This administration aggressively hawked the fiction that the Benghazi attack was just an excessively boisterous movie review. Now we are told that a few wayward souls in Cincinnati, with nary a trace of political purpose, targeted for harassment political groups with "tea party" and "patriot" in their titles. The Washington Post has reported that the IRS also targeted groups that "criticized the government and sought to educate Americans about the U.S. Constitution." Credit the IRS operatives with understanding who and what threatens the current regime. The Post also reports that harassing inquiries have come from other IRS offices, including Washington.
Breaking news: Conservative organizations suddenly have found common cause with one of their favorite objects of contempt -- the benighted Mainstream Media.
Or as the tea party queen and former Alaska governor likes to put it, the "lamestream media."
In a twist of irony, the two groups have coalesced around a common enemy: the U.S. government.
The carbon dioxide level in our atmosphere recently went above 400 parts per million (ppm). This should concern all of us.
For all of human history prior to 1900, the level never exceeded 280 ppm, according to data published by the National Oceanic and Atmospheric Administration. There is no disagreement that burning fossil fuels contributes to the rise in carbon dioxide (CO2) levels, and that rising CO2 levels cause a rise in the average global temperature, by the “greenhouse effect.”
The warming atmosphere leads to more intense storms, floods and droughts, melting of polar ice and rising sea levels. The impact on humans will be devastating if this continues unchecked. One example: a 2007 study found that about a tenth of the world’s population live at elevations less that 30 feet above sea level.
For those of you who still have some doubt about whether we humans are contributing to global climate change, I would ask you this: What if it is true that climate change is real, and what if we are making it worse? Do you need 100 percent certainty to act?
Donald Trump thinks it's a no-brainer that so many American servicewomen are raped by their fellow soldiers. Last week, when the increase in these crimes was the subject of a Senate hearing, Trump tweeted: "26,000 unreported sexual assults (sic) in the military-only 238 convictions. What did these geniuses expect when they put men & women together?"
I normally ignore The Donald as a publicity-hound half-wit celebrity shill. But now that he's a rape apologist, he deserves a response:
The natural product of men and women together is not sexual assault. Rape is not an eventuality. It's not a method of conception as (thankfully still-a-Congressman) Paul Ryan likes to refer to it. It's not a means of god "gifting human life" like former Senator Rick Santorum believes. There's not illegitimate rape and legitimate rape as former Congressman and 2012 senatorial candidate Todd Akin felt the need to clarify.
There's just consensual sex and a felony.
Rape is a crime.
Here are some important new books you will not learn about on UNC-TV’s North Carolina Bookwatch.
Before I explain, let me tell you a little bit about the books.

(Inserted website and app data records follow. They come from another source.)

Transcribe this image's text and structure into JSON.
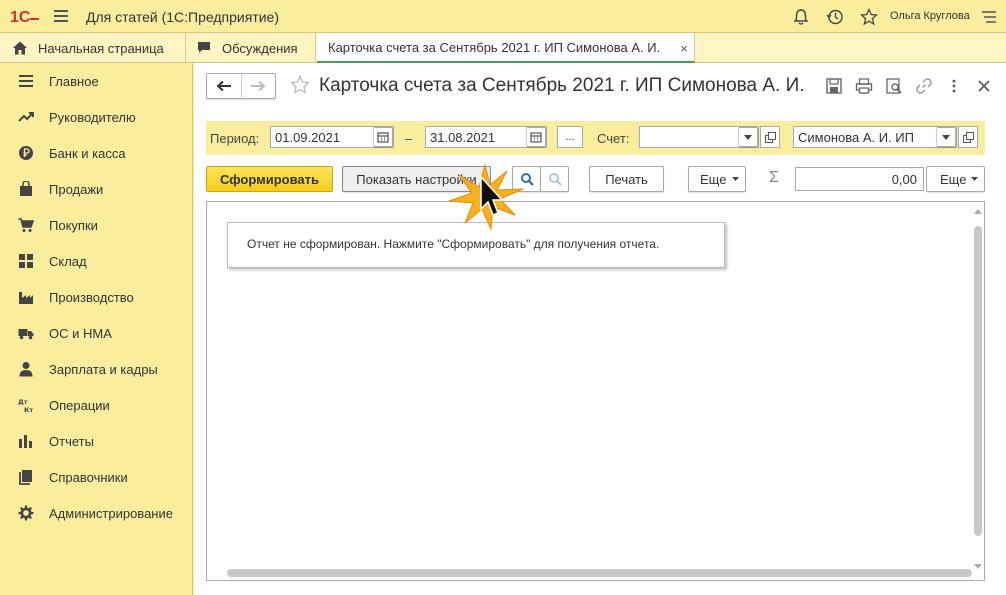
{
  "app": {
    "title": "Для статей  (1С:Предприятие)",
    "user": "Ольга Круглова"
  },
  "tabs": [
    {
      "label": "Начальная страница"
    },
    {
      "label": "Обсуждения"
    },
    {
      "label": "Карточка счета за Сентябрь 2021 г. ИП Симонова А. И."
    }
  ],
  "tab_close": "×",
  "sidebar": {
    "items": [
      {
        "label": "Главное"
      },
      {
        "label": "Руководителю"
      },
      {
        "label": "Банк и касса"
      },
      {
        "label": "Продажи"
      },
      {
        "label": "Покупки"
      },
      {
        "label": "Склад"
      },
      {
        "label": "Производство"
      },
      {
        "label": "ОС и НМА"
      },
      {
        "label": "Зарплата и кадры"
      },
      {
        "label": "Операции"
      },
      {
        "label": "Отчеты"
      },
      {
        "label": "Справочники"
      },
      {
        "label": "Администрирование"
      }
    ]
  },
  "form": {
    "title": "Карточка счета за Сентябрь 2021 г. ИП Симонова А. И.",
    "period_label": "Период:",
    "date_from": "01.09.2021",
    "dash": "–",
    "date_to": "31.08.2021",
    "period_select": "...",
    "account_label": "Счет:",
    "account_value": "",
    "organization_value": "Симонова А. И. ИП"
  },
  "commands": {
    "generate": "Сформировать",
    "show_settings": "Показать настройки",
    "print": "Печать",
    "more1": "Еще",
    "sum_value": "0,00",
    "more2": "Еще"
  },
  "report": {
    "message": "Отчет не сформирован. Нажмите \"Сформировать\" для получения отчета."
  }
}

It should’ve been the shot heard around the world. Chances are, you didn’t hear it.
An ominous sort of history was made last week near Austin, Texas, but it seems to have largely escaped notice. There was some media coverage, yes, but less than, say, Lindsay Lohan’s latest stint in rehab, certainly less than you’d think for something whose ramifications will likely shadow us for years.
On May 2, you see, a group called Defense Distributed, led by law student and self-described anarchist Cody Wilson, accomplished what was apparently the first successful firing of a gun “printed” entirely by a 3-D printer. According to Forbes reporter Andy Greenberg, who witnessed the test, the gun is made almost entirely of plastic, the only metal in it being the nail that served as a firing pin and the bullet it fired.